Clinical placements are your chance to take your skills from the classroom and apply them on the ward. Gail Adams offers advice on how to make the most of this valuable opportunity
Gail Adams is the head of nursing at UNISON, the largest healthcare trade union in the UK, with more than half a million members in a wide range of healthcare settings. With a clinical background in theatres, recovery and intensive care, she has been a student, mentor and a manager.
She says, “I have seen it from all angles, and there is no excuse or reason that I haven’t used or heard.” Most importantly, she enthuses, she loved her clinical placements and loved having students in her unit and managing them.
Gail’s top tips
- Once you know where your clinical placement is, work out how to get there and how much travel time you need. Contact the ward or department in advance through the switchboard and ask if you can just pop in to say hello and find out where it is. I liked to see students before the placement started - it always showed they had a keen interest.
- Make sure you turn up on time and in the correct uniform. Image is important - you are training to be a professional. That doesn’t mean everyone has to look the same, but you should be neat and tidy.
- Try not to start the placement with a list of which shifts you can and cannot do. Sometimes getting an inconvenient shift is unavoidable, especially if you also have to co-ordinate care arrangements. If you have a particular commitment, let the ward know, but be aware that you won’t be able to write your own shifts. Be selective and sensible in what you ask for - that way you are more likely to have your request granted.
- On your first day, make sure that a member of staff gives you a tour of the ward, unit or placement. Take notice or ask about the fire exits and emergency call system, including the cardiac arrest trolley. Ask about the types of procedures they undertake and who the patients are. Get to know your speciality.
- Be interested and ask staff to show you different procedures or advise you when something is happening that you would find it useful to observe. For example, what is the most common procedure or issue on that unit? Can they show it to you? The more placements you do, the more confident you’ll be in carrying out different procedures. Make sure you identify any gaps and ask to see those procedures performed so that you can build up experience and do them yourself.
- Don’t be afraid to get stuck into a task that may seem very menial on the face of it, such as bed making or tidying. These can be an ideal opportunity to talk to patients or staff and add to your learning and knowledge.
- It’s OK to say you can’t do something so don’t be afraid to say it. If you are asked to do a procedure that you haven’t seen or done before, you could say: “I am unable to do that as I haven’t seen it performed, perhaps I can observe you so that next time I will know how to do it,” or, “I haven’t seen that done, would you mind observing me as this is my first time?” There may be occasions when you are asked to do something that isn’t appropriate, such as when a doctor asks you to accept a new patient onto the ward as a new admission. This needs to be done by the person in charge as they will have a clear idea of the staffing and capacity at that time. In such cases, don’t be afraid of saying no, but explain why you can’t complete the task.
- Be open minded in your placements. You will like some more than others; try not to judge them too much - they are all different.

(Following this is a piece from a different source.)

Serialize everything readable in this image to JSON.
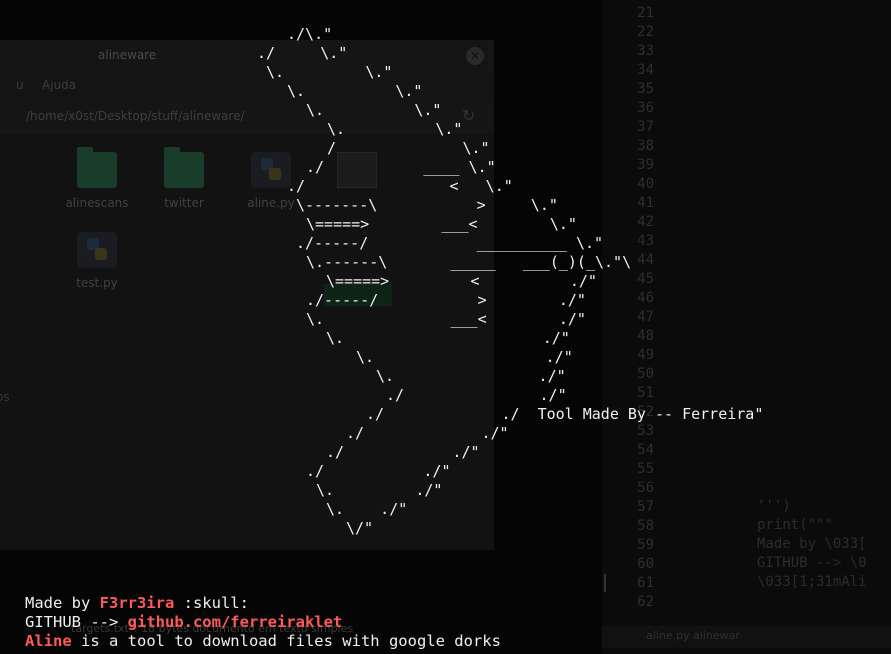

- Make a point of getting to know your colleagues and introducing yourself to everyone irrespective of who they are. You will be surprised about just how much you will learn from different people - the receptionist will be able to tell you a lot about systems and domestic staff often pick up information about patients and from other staff in the team who, together, play a vital role in delivering care.
- Enjoy, question, learn and thank them at the end of the placement - even if it wasn’t your favourite. You will learn and gain experience in all placements.
- Sometimes problems emerge during placements; this can include relationships with mentors. It’s important to flag up any problems early on - don’t leave things, as this may undermine your learning and sign off. When problems emerge make a note of what’s worrying you most and speak to your mentor about it. If you feel your concerns are being ignored, you can raise them with the sister or with your tutor. You can also speak to a UNISON representative.
- Your placements should provide a good learning environment, where you are supported and encouraged to learn and develop. You should also use your placement to undertake pieces of reflection for your portfolio - pick something that has happened and do a piece of reflective practice.
- Start to think about your CV: what did you learn most from the placement, what particular skills and knowledge did you develop? Make a brief note and record it at home. When you finish your course, this information comes in very handy. When applying for jobs and putting together a comprehensive and interesting CV, people often underestimate what they know and what they have done so this kind of record can be very useful. Sometimes you will change placements frequently on your course but don’t forget these simple tools to survive. As a manager, I loved teaching students. When you enjoy your placement, it’s just as rewarding for teachers and managers as it is for you. Good luck in your studies.